== REQUIREMENT ==
Your reply must be the number of lines in the entries that hold the word "label", and nothing else.

(Dataset records)
----------
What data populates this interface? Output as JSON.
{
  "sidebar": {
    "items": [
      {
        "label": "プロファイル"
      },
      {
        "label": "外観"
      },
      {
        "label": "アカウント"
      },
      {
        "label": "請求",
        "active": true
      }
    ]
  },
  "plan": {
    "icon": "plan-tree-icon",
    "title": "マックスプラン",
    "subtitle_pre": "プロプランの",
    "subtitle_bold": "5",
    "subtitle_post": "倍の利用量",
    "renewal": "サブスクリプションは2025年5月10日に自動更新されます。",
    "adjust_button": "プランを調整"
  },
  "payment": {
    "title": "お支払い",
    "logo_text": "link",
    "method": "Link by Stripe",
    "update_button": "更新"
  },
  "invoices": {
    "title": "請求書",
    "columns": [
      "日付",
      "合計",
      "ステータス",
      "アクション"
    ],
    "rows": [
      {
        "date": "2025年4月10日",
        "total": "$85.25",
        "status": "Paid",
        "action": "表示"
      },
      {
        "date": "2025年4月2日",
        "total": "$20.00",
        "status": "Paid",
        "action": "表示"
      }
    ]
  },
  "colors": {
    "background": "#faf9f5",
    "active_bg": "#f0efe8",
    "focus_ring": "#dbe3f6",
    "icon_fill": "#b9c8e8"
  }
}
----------
== REPLY ==
4